known to have advanced their claims to the throne of Egypt. Moreover,
there was a book of prophecy current among the priesthood which de-
clared that after the nations of the Greeks the God Harsefi would create
the "chief who is to come." It will therefore be seen that, although it lacks
historical confirmation, the story of the great plot formed to stamp out
the dynasty of the Macedonian Lagidae and place Harmachis on the
throne is not in itself improbable. Indeed, it is possible that many such
plots were entered into by Egyptian patriots during the long ages of their
country's bondage. But ancient history tells us little of the abortive

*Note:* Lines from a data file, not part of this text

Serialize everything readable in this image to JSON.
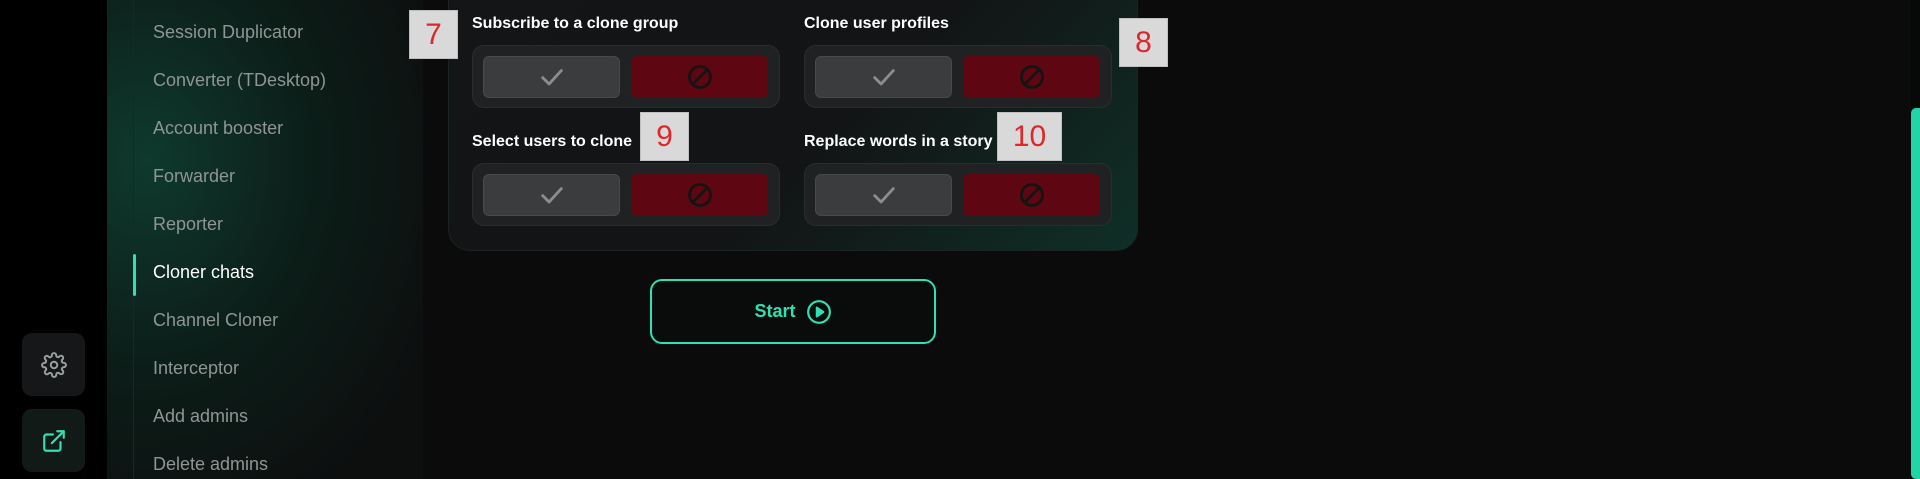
{
  "sidebar": {
    "items": [
      {
        "label": "Session Duplicator"
      },
      {
        "label": "Converter (TDesktop)"
      },
      {
        "label": "Account booster"
      },
      {
        "label": "Forwarder"
      },
      {
        "label": "Reporter"
      },
      {
        "label": "Cloner chats",
        "active": true
      },
      {
        "label": "Channel Cloner"
      },
      {
        "label": "Interceptor"
      },
      {
        "label": "Add admins"
      },
      {
        "label": "Delete admins"
      }
    ]
  },
  "rail": {
    "settings_icon": "gear-icon",
    "open_icon": "external-link-icon"
  },
  "options": [
    {
      "label": "Subscribe to a clone group",
      "yes_icon": "check-icon",
      "no_icon": "ban-icon"
    },
    {
      "label": "Clone user profiles",
      "yes_icon": "check-icon",
      "no_icon": "ban-icon"
    },
    {
      "label": "Select users to clone",
      "yes_icon": "check-icon",
      "no_icon": "ban-icon"
    },
    {
      "label": "Replace words in a story",
      "yes_icon": "check-icon",
      "no_icon": "ban-icon"
    }
  ],
  "badges": [
    "7",
    "8",
    "9",
    "10"
  ],
  "start_button": {
    "label": "Start",
    "icon": "play-circle-icon"
  },
  "colors": {
    "accent": "#2fe0b2",
    "deny": "#5e0612",
    "badge_text": "#e0262a"
  }
}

struggles of a fallen race.
The Chant of Isis and the Song of Cleopatra, which appear in these
pages, are done into verse from the writer's prose by Mr. Andrew Lang,
and the dirge sung by Charmion is translated by the same hand from the
Greek of the Syrian Meleager.